-- Supplied records follows --

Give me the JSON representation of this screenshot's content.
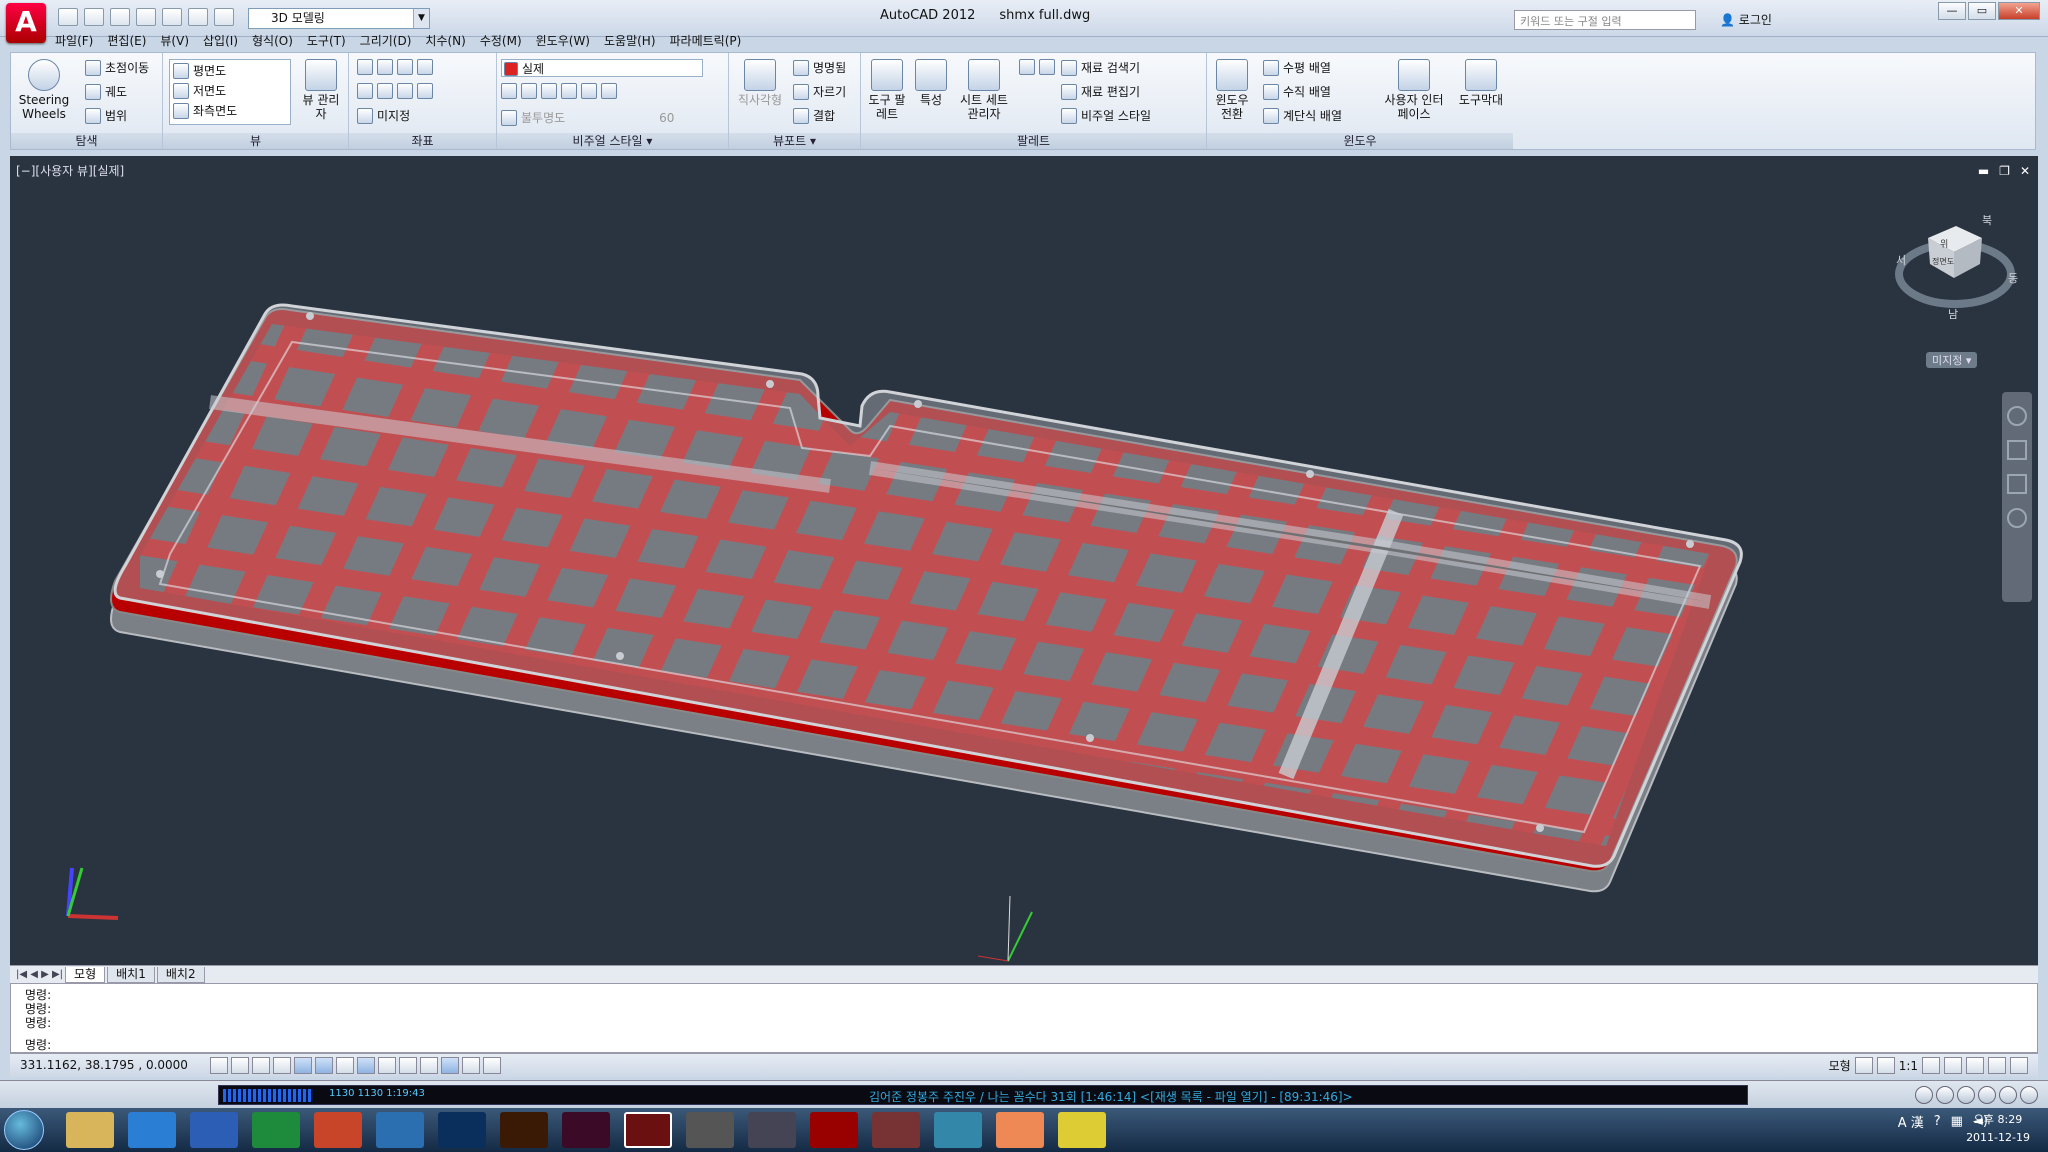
{
  "titlebar": {
    "logo": "A",
    "workspace": "3D 모델링",
    "app_name": "AutoCAD 2012",
    "file_name": "shmx full.dwg",
    "search_placeholder": "키워드 또는 구절 입력",
    "login": "로그인"
  },
  "menus": [
    "파일(F)",
    "편집(E)",
    "뷰(V)",
    "삽입(I)",
    "형식(O)",
    "도구(T)",
    "그리기(D)",
    "치수(N)",
    "수정(M)",
    "윈도우(W)",
    "도움말(H)",
    "파라메트릭(P)"
  ],
  "ribbon": {
    "nav": {
      "title": "탐색",
      "steering": "Steering Wheels",
      "pan": "초점이동",
      "orbit": "궤도",
      "extents": "범위"
    },
    "views": {
      "title": "뷰",
      "items": [
        "평면도",
        "저면도",
        "좌측면도"
      ],
      "manager": "뷰 관리자"
    },
    "coords": {
      "title": "좌표",
      "world": "미지정"
    },
    "visual": {
      "title": "비주얼 스타일",
      "style": "실제",
      "opacity_label": "불투명도",
      "opacity_value": "60"
    },
    "viewports": {
      "title": "뷰포트",
      "rect": "직사각형",
      "named": "명명됨",
      "clip": "자르기",
      "join": "결합"
    },
    "palettes": {
      "title": "팔레트",
      "tool": "도구 팔레트",
      "props": "특성",
      "sheetset": "시트 세트 관리자",
      "material_browser": "재료 검색기",
      "material_editor": "재료 편집기",
      "vstyles": "비주얼 스타일"
    },
    "window": {
      "title": "윈도우",
      "switch": "윈도우 전환",
      "htile": "수평 배열",
      "vtile": "수직 배열",
      "cascade": "계단식 배열",
      "ui": "사용자 인터페이스",
      "toolbars": "도구막대"
    }
  },
  "viewport": {
    "label": "[−][사용자 뷰][실제]",
    "viewcube_top": "위",
    "viewcube_front": "정면도",
    "viewcube_compass_n": "북",
    "viewcube_compass_e": "동",
    "viewcube_compass_s": "남",
    "viewcube_compass_w": "서",
    "ucs_label": "미지정"
  },
  "layout_tabs": [
    "모형",
    "배치1",
    "배치2"
  ],
  "command": {
    "prompt": "명령:",
    "lines": [
      "명령:",
      "명령:",
      "명령:"
    ]
  },
  "status": {
    "coords": "331.1162, 38.1795 , 0.0000",
    "model": "모형",
    "scale": "1:1"
  },
  "media": {
    "now_playing": "김어준 정봉주 주진우 / 나는 꼼수다 31회  [1:46:14]   <[재생 목록 - 파일 열기] - [89:31:46]>",
    "time": "1130  1130   1:19:43"
  },
  "taskbar": {
    "time": "오후 8:29",
    "date": "2011-12-19",
    "tray_lang": "A 漢"
  },
  "colors": {
    "plate": "#d40000",
    "case": "#8a9096",
    "viewport_bg": "#2a3340"
  }
}
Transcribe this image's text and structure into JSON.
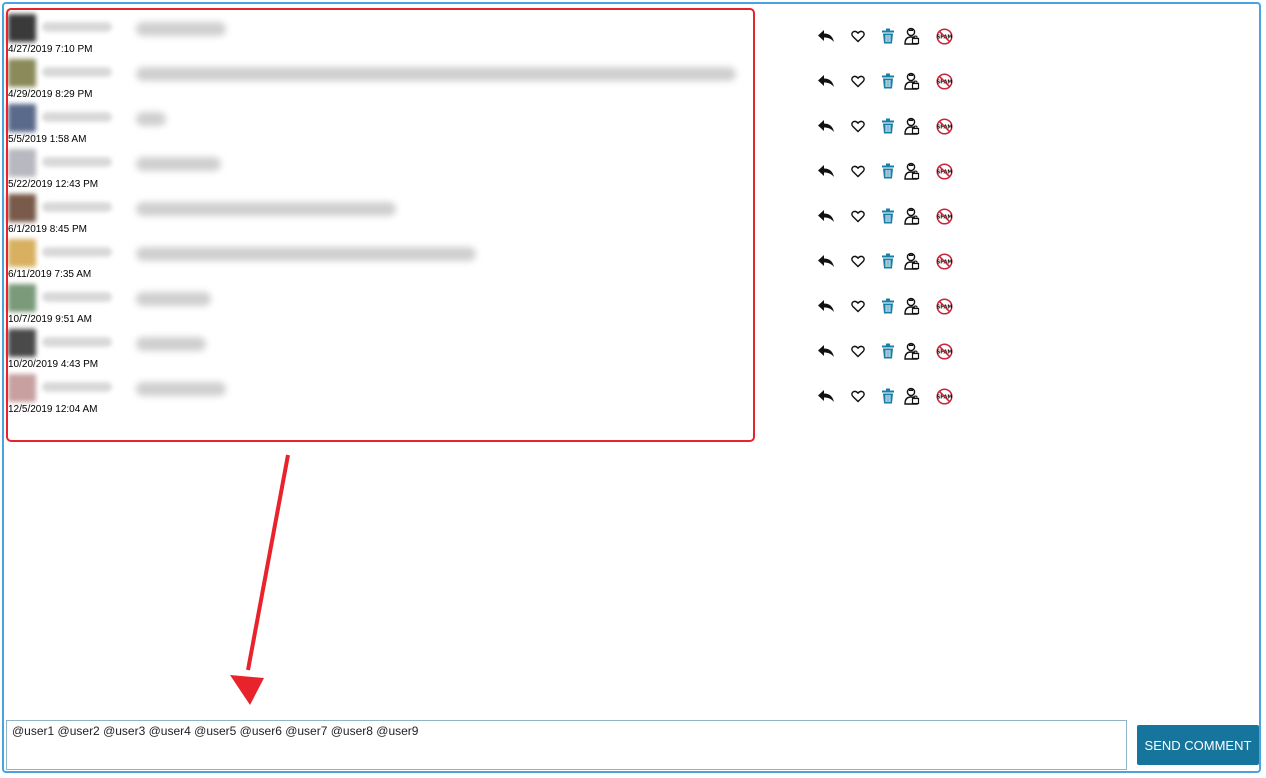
{
  "comments": [
    {
      "timestamp": "4/27/2019 7:10 PM",
      "avatar_color": "#3a3a3a"
    },
    {
      "timestamp": "4/29/2019 8:29 PM",
      "avatar_color": "#8a8a5a"
    },
    {
      "timestamp": "5/5/2019 1:58 AM",
      "avatar_color": "#5a6a8a"
    },
    {
      "timestamp": "5/22/2019 12:43 PM",
      "avatar_color": "#b8b8c0"
    },
    {
      "timestamp": "6/1/2019 8:45 PM",
      "avatar_color": "#7a5a4a"
    },
    {
      "timestamp": "6/11/2019 7:35 AM",
      "avatar_color": "#d8b060"
    },
    {
      "timestamp": "10/7/2019 9:51 AM",
      "avatar_color": "#7a9a7a"
    },
    {
      "timestamp": "10/20/2019 4:43 PM",
      "avatar_color": "#4a4a4a"
    },
    {
      "timestamp": "12/5/2019 12:04 AM",
      "avatar_color": "#c8a0a0"
    }
  ],
  "actions": [
    "reply-icon",
    "heart-icon",
    "trash-icon",
    "user-block-icon",
    "spam-icon"
  ],
  "colors": {
    "frame": "#4aa3df",
    "highlight": "#e8232b",
    "trash": "#1a7fa8",
    "button": "#16759c"
  },
  "comment_input": {
    "value": "@user1 @user2 @user3 @user4 @user5 @user6 @user7 @user8 @user9"
  },
  "send_button": {
    "label": "SEND COMMENT"
  }
}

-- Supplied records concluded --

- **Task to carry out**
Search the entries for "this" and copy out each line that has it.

- **Expected answer**
Give me the JSON representation of this screenshot's content.
Transcribe this image's text and structure into JSON.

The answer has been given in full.